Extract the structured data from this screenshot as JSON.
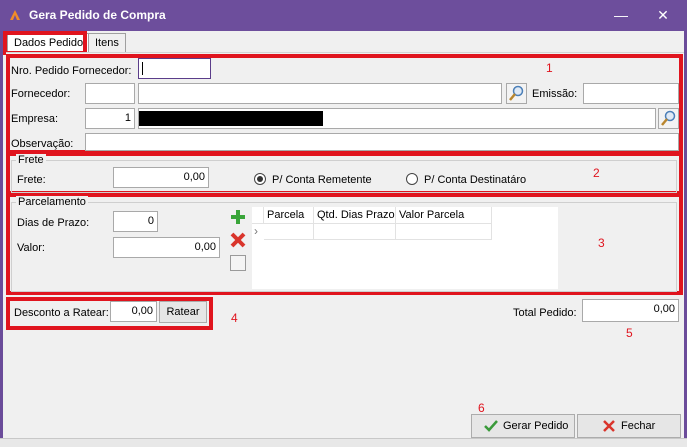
{
  "window": {
    "title": "Gera Pedido de Compra",
    "minimize_glyph": "—",
    "close_glyph": "✕",
    "icon": "app-logo-icon"
  },
  "tabs": [
    {
      "label": "Dados Pedido",
      "active": true
    },
    {
      "label": "Itens",
      "active": false
    }
  ],
  "annotations": {
    "n1": "1",
    "n2": "2",
    "n3": "3",
    "n4": "4",
    "n5": "5",
    "n6": "6",
    "color": "#e0141e"
  },
  "section1": {
    "nro_label": "Nro. Pedido Fornecedor:",
    "nro_value": "",
    "fornecedor_label": "Fornecedor:",
    "fornecedor_code": "",
    "fornecedor_name": "",
    "emissao_label": "Emissão:",
    "emissao_value": "",
    "empresa_label": "Empresa:",
    "empresa_code": "1",
    "observacao_label": "Observação:",
    "observacao_value": ""
  },
  "frete": {
    "legend": "Frete",
    "label": "Frete:",
    "value": "0,00",
    "option_remetente": "P/ Conta Remetente",
    "option_destinatario": "P/ Conta Destinatáro",
    "selected": "remetente"
  },
  "parcelamento": {
    "legend": "Parcelamento",
    "dias_label": "Dias de Prazo:",
    "dias_value": "0",
    "valor_label": "Valor:",
    "valor_value": "0,00",
    "grid_columns": [
      "Parcela",
      "Qtd. Dias Prazo",
      "Valor Parcela"
    ],
    "row_indicator": "›"
  },
  "desconto": {
    "label": "Desconto a Ratear:",
    "value": "0,00",
    "button": "Ratear"
  },
  "total": {
    "label": "Total Pedido:",
    "value": "0,00"
  },
  "footer": {
    "gerar_label": "Gerar Pedido",
    "fechar_label": "Fechar"
  }
}
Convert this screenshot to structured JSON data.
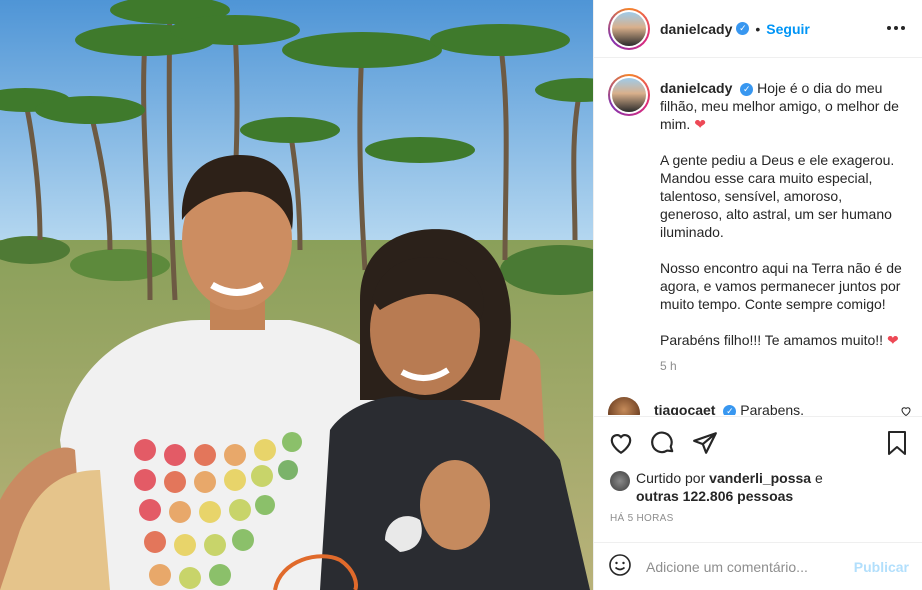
{
  "header": {
    "username": "danielcady",
    "separator": "•",
    "follow_label": "Seguir",
    "more_label": "•••"
  },
  "caption": {
    "username": "danielcady",
    "paragraphs": [
      "Hoje é o dia do meu filhão, meu melhor amigo, o melhor de mim.",
      "A gente pediu a Deus e ele exagerou. Mandou esse cara muito especial, talentoso, sensível, amoroso, generoso, alto astral, um ser humano iluminado.",
      "Nosso encontro aqui na Terra não é de agora, e vamos permanecer juntos por muito tempo. Conte sempre comigo!",
      "Parabéns filho!!! Te amamos muito!!"
    ],
    "heart": "❤",
    "time": "5 h"
  },
  "comments": [
    {
      "username": "tiagocaet",
      "text": "Parabens, Marcelinhooooo!! Tio mandando"
    }
  ],
  "likes": {
    "prefix": "Curtido por",
    "user": "vanderli_possa",
    "suffix": "e",
    "others": "outras 122.806 pessoas"
  },
  "timestamp": "HÁ 5 HORAS",
  "add_comment": {
    "placeholder": "Adicione um comentário...",
    "publish_label": "Publicar"
  },
  "colors": {
    "accent": "#0095f6",
    "heart": "#ed4956",
    "publish_disabled": "#b2dffc",
    "muted": "#8e8e8e"
  },
  "icons": [
    "verified-icon",
    "heart-icon",
    "comment-icon",
    "share-icon",
    "bookmark-icon",
    "emoji-icon",
    "more-icon"
  ]
}
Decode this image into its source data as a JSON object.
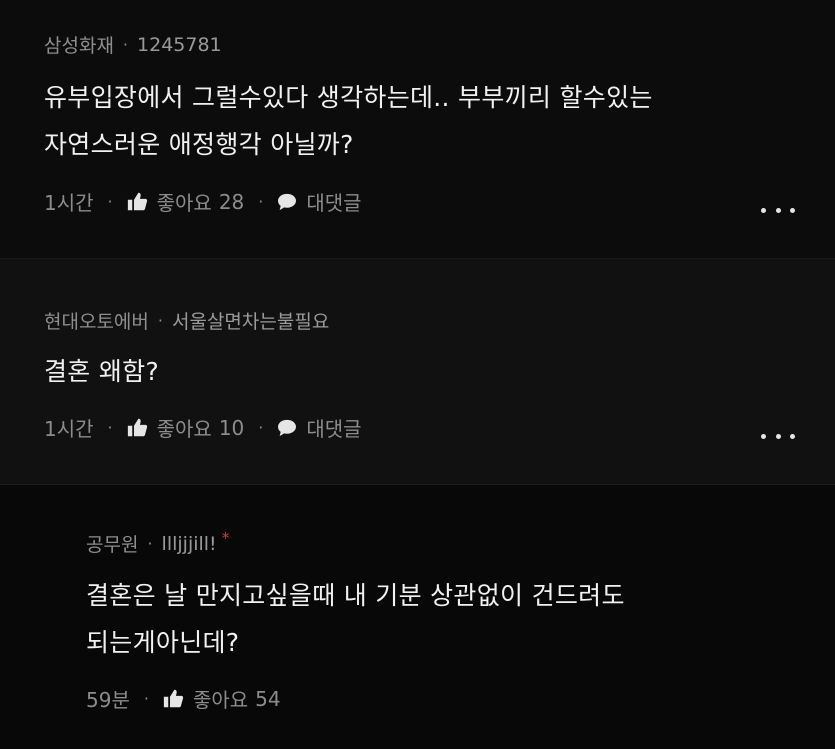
{
  "comments": [
    {
      "author": "삼성화재",
      "nickname": "1245781",
      "lines": [
        "유부입장에서 그럴수있다 생각하는데.. 부부끼리 할수있는",
        "자연스러운 애정행각 아닐까?"
      ],
      "time": "1시간",
      "like_label": "좋아요",
      "like_count": "28",
      "reply_label": "대댓글"
    },
    {
      "author": "현대오토에버",
      "nickname": "서울살면차는불필요",
      "lines": [
        "결혼 왜함?"
      ],
      "time": "1시간",
      "like_label": "좋아요",
      "like_count": "10",
      "reply_label": "대댓글"
    },
    {
      "author": "공무원",
      "nickname": "llljjjill!",
      "author_marker": "*",
      "lines": [
        "결혼은 날 만지고싶을때 내 기분 상관없이 건드려도",
        "되는게아닌데?"
      ],
      "time": "59분",
      "like_label": "좋아요",
      "like_count": "54"
    }
  ],
  "separator": "·",
  "icons": {
    "like": "thumbs-up-icon",
    "reply": "speech-bubble-icon",
    "more": "more-options-icon"
  },
  "colors": {
    "background": "#0b0b0b",
    "text": "#f1f1f1",
    "meta": "#8c8c8c",
    "marker": "#e0384a"
  }
}
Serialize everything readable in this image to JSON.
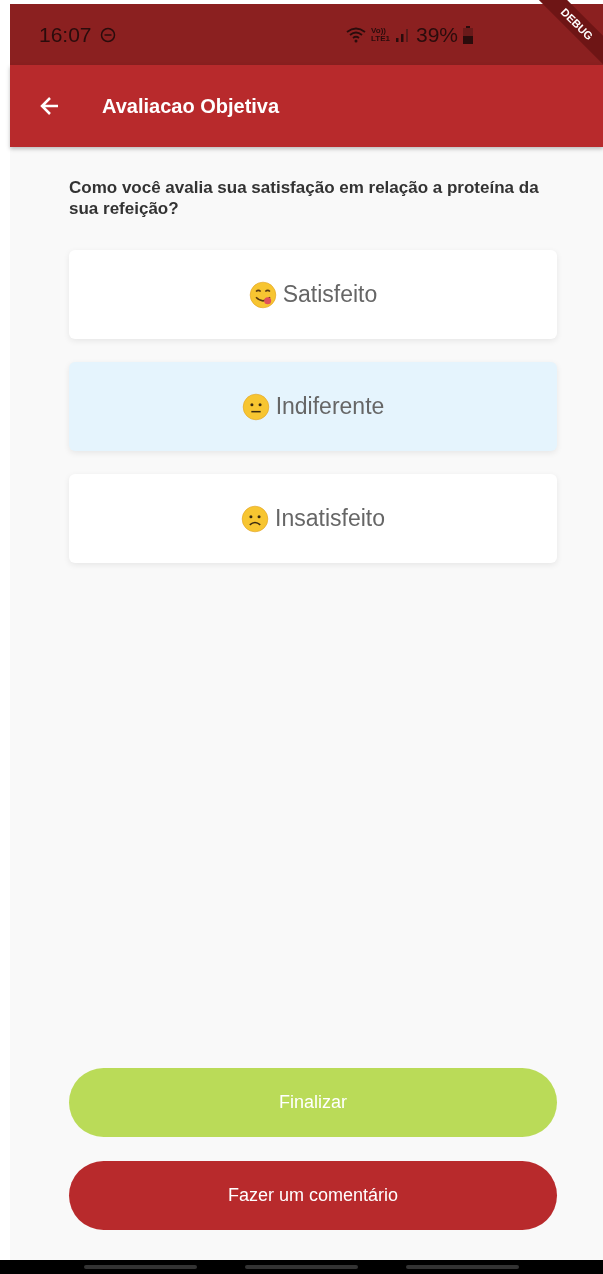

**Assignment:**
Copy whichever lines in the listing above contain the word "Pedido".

**Answer space:**
    "title": "Gera Pedido de Compra",
      "label": "Dados Pedido",
    "nro_label": "Nro. Pedido Fornecedor:",
    "label": "Total Pedido:",
    "gerar_label": "Gerar Pedido",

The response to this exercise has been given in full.